§ Assignment
This exercise needs the complete data reproduced exactly.

◆ ◆ ◆ ◆ ◆

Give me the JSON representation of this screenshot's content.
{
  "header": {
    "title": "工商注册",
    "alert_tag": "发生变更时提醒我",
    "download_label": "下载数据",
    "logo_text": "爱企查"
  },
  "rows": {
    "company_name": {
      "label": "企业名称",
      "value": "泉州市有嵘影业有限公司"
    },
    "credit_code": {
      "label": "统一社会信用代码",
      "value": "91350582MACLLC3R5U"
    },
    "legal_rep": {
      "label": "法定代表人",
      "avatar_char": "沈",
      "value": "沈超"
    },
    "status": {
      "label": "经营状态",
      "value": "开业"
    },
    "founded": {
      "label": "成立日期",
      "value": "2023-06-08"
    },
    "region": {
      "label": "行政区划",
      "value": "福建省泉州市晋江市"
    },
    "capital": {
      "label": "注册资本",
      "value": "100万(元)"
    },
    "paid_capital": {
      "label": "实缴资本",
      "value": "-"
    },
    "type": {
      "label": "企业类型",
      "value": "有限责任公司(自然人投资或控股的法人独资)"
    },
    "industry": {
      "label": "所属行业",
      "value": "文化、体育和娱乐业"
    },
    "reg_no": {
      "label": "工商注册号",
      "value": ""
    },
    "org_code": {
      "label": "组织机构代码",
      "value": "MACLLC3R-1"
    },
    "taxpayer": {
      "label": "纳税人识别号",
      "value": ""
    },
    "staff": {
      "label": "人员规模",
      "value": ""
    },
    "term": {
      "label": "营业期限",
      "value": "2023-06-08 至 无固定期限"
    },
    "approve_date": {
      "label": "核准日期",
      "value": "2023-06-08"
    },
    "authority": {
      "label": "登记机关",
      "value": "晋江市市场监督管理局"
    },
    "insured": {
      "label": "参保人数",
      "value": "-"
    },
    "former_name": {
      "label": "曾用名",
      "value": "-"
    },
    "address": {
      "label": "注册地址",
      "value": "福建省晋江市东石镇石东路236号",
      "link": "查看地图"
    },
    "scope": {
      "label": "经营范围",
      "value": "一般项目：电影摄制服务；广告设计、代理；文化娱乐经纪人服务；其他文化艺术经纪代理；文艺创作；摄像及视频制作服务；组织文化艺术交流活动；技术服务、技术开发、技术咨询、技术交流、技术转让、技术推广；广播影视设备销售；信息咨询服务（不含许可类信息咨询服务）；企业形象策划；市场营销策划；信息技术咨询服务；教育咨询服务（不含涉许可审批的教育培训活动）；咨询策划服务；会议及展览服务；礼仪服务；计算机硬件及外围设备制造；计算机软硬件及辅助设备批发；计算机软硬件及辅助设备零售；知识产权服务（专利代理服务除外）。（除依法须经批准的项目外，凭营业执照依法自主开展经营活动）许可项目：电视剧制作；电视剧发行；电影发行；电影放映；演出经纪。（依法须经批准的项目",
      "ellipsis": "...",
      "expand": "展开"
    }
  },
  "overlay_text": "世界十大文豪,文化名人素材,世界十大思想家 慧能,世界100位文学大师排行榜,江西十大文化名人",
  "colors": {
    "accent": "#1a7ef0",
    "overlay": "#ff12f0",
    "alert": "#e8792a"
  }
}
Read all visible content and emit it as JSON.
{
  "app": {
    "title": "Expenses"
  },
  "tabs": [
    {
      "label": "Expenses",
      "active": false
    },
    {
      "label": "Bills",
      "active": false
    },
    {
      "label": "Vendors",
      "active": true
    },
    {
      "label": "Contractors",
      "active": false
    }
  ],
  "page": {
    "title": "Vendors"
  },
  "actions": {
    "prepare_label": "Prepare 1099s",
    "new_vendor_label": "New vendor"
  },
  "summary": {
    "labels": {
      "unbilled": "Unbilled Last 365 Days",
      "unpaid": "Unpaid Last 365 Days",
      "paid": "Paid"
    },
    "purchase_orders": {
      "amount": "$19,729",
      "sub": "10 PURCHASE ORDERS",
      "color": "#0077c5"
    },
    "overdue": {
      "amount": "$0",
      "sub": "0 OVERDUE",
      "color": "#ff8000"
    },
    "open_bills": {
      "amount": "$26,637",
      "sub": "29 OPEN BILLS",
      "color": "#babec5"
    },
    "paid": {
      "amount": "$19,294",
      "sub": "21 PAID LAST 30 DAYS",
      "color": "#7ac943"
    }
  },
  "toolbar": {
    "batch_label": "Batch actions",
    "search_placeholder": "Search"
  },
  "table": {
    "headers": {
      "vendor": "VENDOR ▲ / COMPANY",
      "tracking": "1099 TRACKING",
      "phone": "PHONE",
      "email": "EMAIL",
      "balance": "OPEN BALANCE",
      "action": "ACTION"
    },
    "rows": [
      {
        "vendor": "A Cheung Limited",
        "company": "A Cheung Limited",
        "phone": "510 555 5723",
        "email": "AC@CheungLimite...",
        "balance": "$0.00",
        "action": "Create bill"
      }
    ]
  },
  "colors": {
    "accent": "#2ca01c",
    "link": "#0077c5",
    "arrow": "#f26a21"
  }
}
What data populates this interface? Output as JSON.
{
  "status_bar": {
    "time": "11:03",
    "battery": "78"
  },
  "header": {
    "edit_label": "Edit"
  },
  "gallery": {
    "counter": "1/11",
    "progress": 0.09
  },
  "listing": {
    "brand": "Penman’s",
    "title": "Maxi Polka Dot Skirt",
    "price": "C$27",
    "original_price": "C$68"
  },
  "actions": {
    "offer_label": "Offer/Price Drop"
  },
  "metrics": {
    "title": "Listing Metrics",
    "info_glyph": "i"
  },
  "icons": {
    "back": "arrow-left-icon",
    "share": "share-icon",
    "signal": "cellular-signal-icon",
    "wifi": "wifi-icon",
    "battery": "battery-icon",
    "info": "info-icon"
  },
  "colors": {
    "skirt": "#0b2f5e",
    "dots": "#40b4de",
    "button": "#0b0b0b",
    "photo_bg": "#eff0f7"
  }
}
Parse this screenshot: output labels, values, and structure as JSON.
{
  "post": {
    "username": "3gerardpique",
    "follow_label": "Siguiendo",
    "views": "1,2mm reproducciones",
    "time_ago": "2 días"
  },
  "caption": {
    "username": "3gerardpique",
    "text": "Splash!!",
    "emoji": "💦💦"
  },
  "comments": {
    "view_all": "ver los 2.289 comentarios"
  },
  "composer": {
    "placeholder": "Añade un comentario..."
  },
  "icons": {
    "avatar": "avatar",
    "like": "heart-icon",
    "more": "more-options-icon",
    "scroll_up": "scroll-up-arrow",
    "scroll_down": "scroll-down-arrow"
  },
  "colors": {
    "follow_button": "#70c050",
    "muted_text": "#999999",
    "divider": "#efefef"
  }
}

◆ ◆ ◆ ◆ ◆

§ Solution to this exercise
Give me the JSON representation of this screenshot's content.
{
  "header": {
    "title": "工商注册",
    "alert_tag": "发生变更时提醒我",
    "download_label": "下载数据",
    "logo_text": "爱企查"
  },
  "rows": {
    "company_name": {
      "label": "企业名称",
      "value": "泉州市有嵘影业有限公司"
    },
    "credit_code": {
      "label": "统一社会信用代码",
      "value": "91350582MACLLC3R5U"
    },
    "legal_rep": {
      "label": "法定代表人",
      "avatar_char": "沈",
      "value": "沈超"
    },
    "status": {
      "label": "经营状态",
      "value": "开业"
    },
    "founded": {
      "label": "成立日期",
      "value": "2023-06-08"
    },
    "region": {
      "label": "行政区划",
      "value": "福建省泉州市晋江市"
    },
    "capital": {
      "label": "注册资本",
      "value": "100万(元)"
    },
    "paid_capital": {
      "label": "实缴资本",
      "value": "-"
    },
    "type": {
      "label": "企业类型",
      "value": "有限责任公司(自然人投资或控股的法人独资)"
    },
    "industry": {
      "label": "所属行业",
      "value": "文化、体育和娱乐业"
    },
    "reg_no": {
      "label": "工商注册号",
      "value": ""
    },
    "org_code": {
      "label": "组织机构代码",
      "value": "MACLLC3R-1"
    },
    "taxpayer": {
      "label": "纳税人识别号",
      "value": ""
    },
    "staff": {
      "label": "人员规模",
      "value": ""
    },
    "term": {
      "label": "营业期限",
      "value": "2023-06-08 至 无固定期限"
    },
    "approve_date": {
      "label": "核准日期",
      "value": "2023-06-08"
    },
    "authority": {
      "label": "登记机关",
      "value": "晋江市市场监督管理局"
    },
    "insured": {
      "label": "参保人数",
      "value": "-"
    },
    "former_name": {
      "label": "曾用名",
      "value": "-"
    },
    "address": {
      "label": "注册地址",
      "value": "福建省晋江市东石镇石东路236号",
      "link": "查看地图"
    },
    "scope": {
      "label": "经营范围",
      "value": "一般项目：电影摄制服务；广告设计、代理；文化娱乐经纪人服务；其他文化艺术经纪代理；文艺创作；摄像及视频制作服务；组织文化艺术交流活动；技术服务、技术开发、技术咨询、技术交流、技术转让、技术推广；广播影视设备销售；信息咨询服务（不含许可类信息咨询服务）；企业形象策划；市场营销策划；信息技术咨询服务；教育咨询服务（不含涉许可审批的教育培训活动）；咨询策划服务；会议及展览服务；礼仪服务；计算机硬件及外围设备制造；计算机软硬件及辅助设备批发；计算机软硬件及辅助设备零售；知识产权服务（专利代理服务除外）。（除依法须经批准的项目外，凭营业执照依法自主开展经营活动）许可项目：电视剧制作；电视剧发行；电影发行；电影放映；演出经纪。（依法须经批准的项目",
      "ellipsis": "...",
      "expand": "展开"
    }
  },
  "overlay_text": "世界十大文豪,文化名人素材,世界十大思想家 慧能,世界100位文学大师排行榜,江西十大文化名人",
  "colors": {
    "accent": "#1a7ef0",
    "overlay": "#ff12f0",
    "alert": "#e8792a"
  }
}
Read all visible content and emit it as JSON.
{
  "app": {
    "title": "Expenses"
  },
  "tabs": [
    {
      "label": "Expenses",
      "active": false
    },
    {
      "label": "Bills",
      "active": false
    },
    {
      "label": "Vendors",
      "active": true
    },
    {
      "label": "Contractors",
      "active": false
    }
  ],
  "page": {
    "title": "Vendors"
  },
  "actions": {
    "prepare_label": "Prepare 1099s",
    "new_vendor_label": "New vendor"
  },
  "summary": {
    "labels": {
      "unbilled": "Unbilled Last 365 Days",
      "unpaid": "Unpaid Last 365 Days",
      "paid": "Paid"
    },
    "purchase_orders": {
      "amount": "$19,729",
      "sub": "10 PURCHASE ORDERS",
      "color": "#0077c5"
    },
    "overdue": {
      "amount": "$0",
      "sub": "0 OVERDUE",
      "color": "#ff8000"
    },
    "open_bills": {
      "amount": "$26,637",
      "sub": "29 OPEN BILLS",
      "color": "#babec5"
    },
    "paid": {
      "amount": "$19,294",
      "sub": "21 PAID LAST 30 DAYS",
      "color": "#7ac943"
    }
  },
  "toolbar": {
    "batch_label": "Batch actions",
    "search_placeholder": "Search"
  },
  "table": {
    "headers": {
      "vendor": "VENDOR ▲ / COMPANY",
      "tracking": "1099 TRACKING",
      "phone": "PHONE",
      "email": "EMAIL",
      "balance": "OPEN BALANCE",
      "action": "ACTION"
    },
    "rows": [
      {
        "vendor": "A Cheung Limited",
        "company": "A Cheung Limited",
        "phone": "510 555 5723",
        "email": "AC@CheungLimite...",
        "balance": "$0.00",
        "action": "Create bill"
      }
    ]
  },
  "colors": {
    "accent": "#2ca01c",
    "link": "#0077c5",
    "arrow": "#f26a21"
  }
}
What data populates this interface? Output as JSON.
{
  "status_bar": {
    "time": "11:03",
    "battery": "78"
  },
  "header": {
    "edit_label": "Edit"
  },
  "gallery": {
    "counter": "1/11",
    "progress": 0.09
  },
  "listing": {
    "brand": "Penman’s",
    "title": "Maxi Polka Dot Skirt",
    "price": "C$27",
    "original_price": "C$68"
  },
  "actions": {
    "offer_label": "Offer/Price Drop"
  },
  "metrics": {
    "title": "Listing Metrics",
    "info_glyph": "i"
  },
  "icons": {
    "back": "arrow-left-icon",
    "share": "share-icon",
    "signal": "cellular-signal-icon",
    "wifi": "wifi-icon",
    "battery": "battery-icon",
    "info": "info-icon"
  },
  "colors": {
    "skirt": "#0b2f5e",
    "dots": "#40b4de",
    "button": "#0b0b0b",
    "photo_bg": "#eff0f7"
  }
}
Parse this screenshot: output labels, values, and structure as JSON.
{
  "post": {
    "username": "3gerardpique",
    "follow_label": "Siguiendo",
    "views": "1,2mm reproducciones",
    "time_ago": "2 días"
  },
  "caption": {
    "username": "3gerardpique",
    "text": "Splash!!",
    "emoji": "💦💦"
  },
  "comments": {
    "view_all": "ver los 2.289 comentarios"
  },
  "composer": {
    "placeholder": "Añade un comentario..."
  },
  "icons": {
    "avatar": "avatar",
    "like": "heart-icon",
    "more": "more-options-icon",
    "scroll_up": "scroll-up-arrow",
    "scroll_down": "scroll-down-arrow"
  },
  "colors": {
    "follow_button": "#70c050",
    "muted_text": "#999999",
    "divider": "#efefef"
  }
}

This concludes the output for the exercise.